The wizardry of Oz
You’re probably familiar with Oz Clarke as Britain’s best-known wine critic, James May’s TV co-star in seeking out unusual beverages and one of the Three Wine Men along with Tim Atkin MW and Olly Smith.
But did you know he was the youngest ever British Wine Taster of the Year in 1973, won the last ever World Wine Tasting Championship in 1982, and played the first villain to be arrested by Superman in the 1978 movie starring Christopher Reeve?
Clarke, who was presented with the Lifetime Achievement Award at OLN's Drinks Retailing Awards 2015, went from West End actor to the prolific author, household name and face of wine tasting he is today in what he calls "a serendipitous riot".
After captaining the wine tasting team at Pembroke College, Oxford, he joined the England wine tasting team and chalked up a few international victories – along with some front-page coverage – that started to get him known as the actor who knew about wine.
He was on a theatre tour with Sheila Hancock when the editor of the Sunday Express called to offer him a job as the paper’s first wine writer. “I’d do all this stuff in the Sunday Express offices then go and sing a show in the West End. It was a wonderful life.
“The wine-writing scene back then [1980s and early 1990s] was pretty lively. Most of the old wine guard had been people who did other things. But then a bunch of us wanted to change the world – me, Joanna Simon, Tim Atkin, Anthony Rose, Robert Joseph. We’d all come from something else, none of us had been in the wine trade. I was possibly the first person who tried to look at wine from the consumer’s point of view all the time.”
At that time the off-trade was dominated by high street chains, mainly owned by breweries, most of which don’t exist anymore – such as Augustus Barnett, Victoria Wine and Threshers. “All of them offered an entirely uninspiring range,” says Clarke. “The supermarkets were only just beginning to get going. I remember as a young actor discovering M&S wines, and it was a revelation. Oddbins was just starting out. It was the kind of hero we were all waiting for, because it took the oddball rather than the mainstream approach.”
These days, Clarke believes supermarkets on the whole do a decent job selling wine. “When there’s a good ethos, even the ones that you wouldn’t have thought of a year or two ago are doing remarkably well. Supermarkets are tremendously important when it comes to popularising wine. Tesco, Sainsbury’s, Asda and Morrisons all have some good own-label stuff.”
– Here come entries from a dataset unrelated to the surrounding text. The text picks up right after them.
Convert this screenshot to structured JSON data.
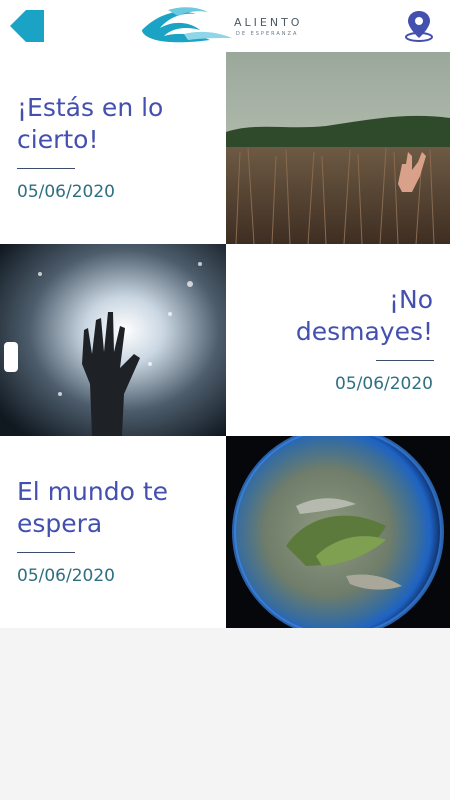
{
  "header": {
    "back_icon": "back-arrow-icon",
    "logo_title": "ALIENTO",
    "logo_subtitle": "DE ESPERANZA",
    "map_icon": "map-pin-icon",
    "accent": "#1aa3c4",
    "brand_blue": "#4450b0"
  },
  "posts": [
    {
      "title_lines": [
        "¡Estás en lo",
        "cierto!"
      ],
      "date": "05/06/2020",
      "image": "hand-in-field-photo"
    },
    {
      "title_lines": [
        "¡No",
        "desmayes!"
      ],
      "date": "05/06/2020",
      "image": "hand-against-light-photo"
    },
    {
      "title_lines": [
        "El mundo te",
        "espera"
      ],
      "date": "05/06/2020",
      "image": "earth-globe-photo"
    }
  ]
}
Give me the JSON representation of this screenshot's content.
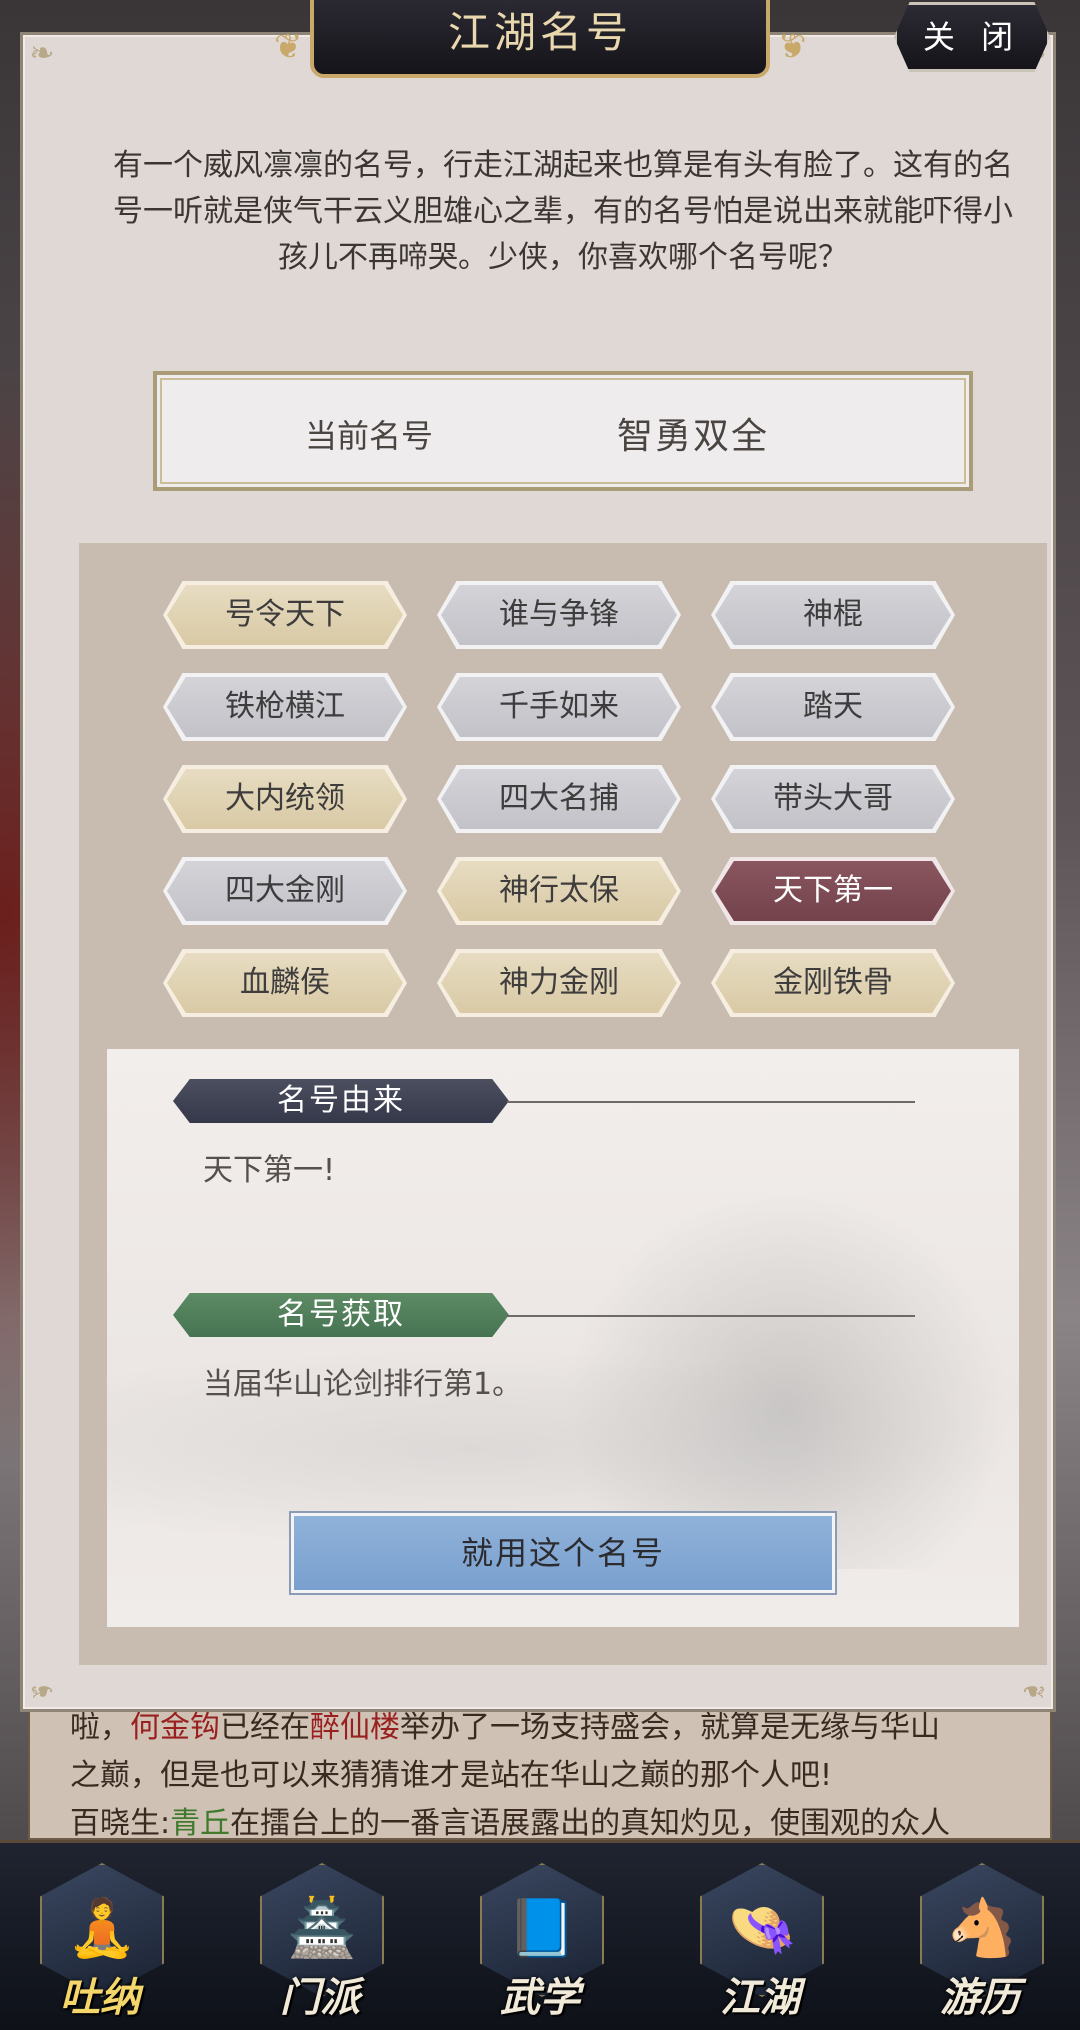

It was thanks to his acting that Clarke became the critic to pioneer the New World wine revolution in the UK. A Royal Shakespeare Company tour of Ibsen’s Hedda Gabler with Glenda Jackson and Patrick Stewart took him to Melbourne, Sydney, San Francisco, LA, New York and Washington. “I’d land and go out into the streets looking for cheap wines. They were called things like Shiraz and Riesling – strange words I didn’t know – and they tasted spectacular. I realised it was the future of wine.”
The wines Clarke discovered out there became the “heroes” he championed on the BBC’s Food & Drink programme with Jilly Goolden from 1984 to 2002. “We had 7-9 million people watching us and we used to say: don’t worry about what it’s called, just go into the shop and say you want Ozzy’s wine or Jilly’s wine and they’ll know what you mean. We’d broadcast on a Tuesday night and the shops would be empty by Wednesday lunchtime. So we had to have heroes, and Australian Chardonnay was the best.”
Is wine still as exciting nowadays?
“No. It was entirely new then, so it was the sheer thrill of something that had never existed before.”
It may not be a revolution, but exciting wines are being made. Clarke tips Australia, Chile, Greece, Croatia – “if it can be persuaded to put slightly less Serbo-Croat on the labels” – and the Douro.
He also points to English wines. “But it’s not just about English wine: there’s excitement about English cider, there are all the bakeries and farmers’ markets that keep opening up. There’s a middle class revolt coming up – we need to be a bit more caring about our own country.”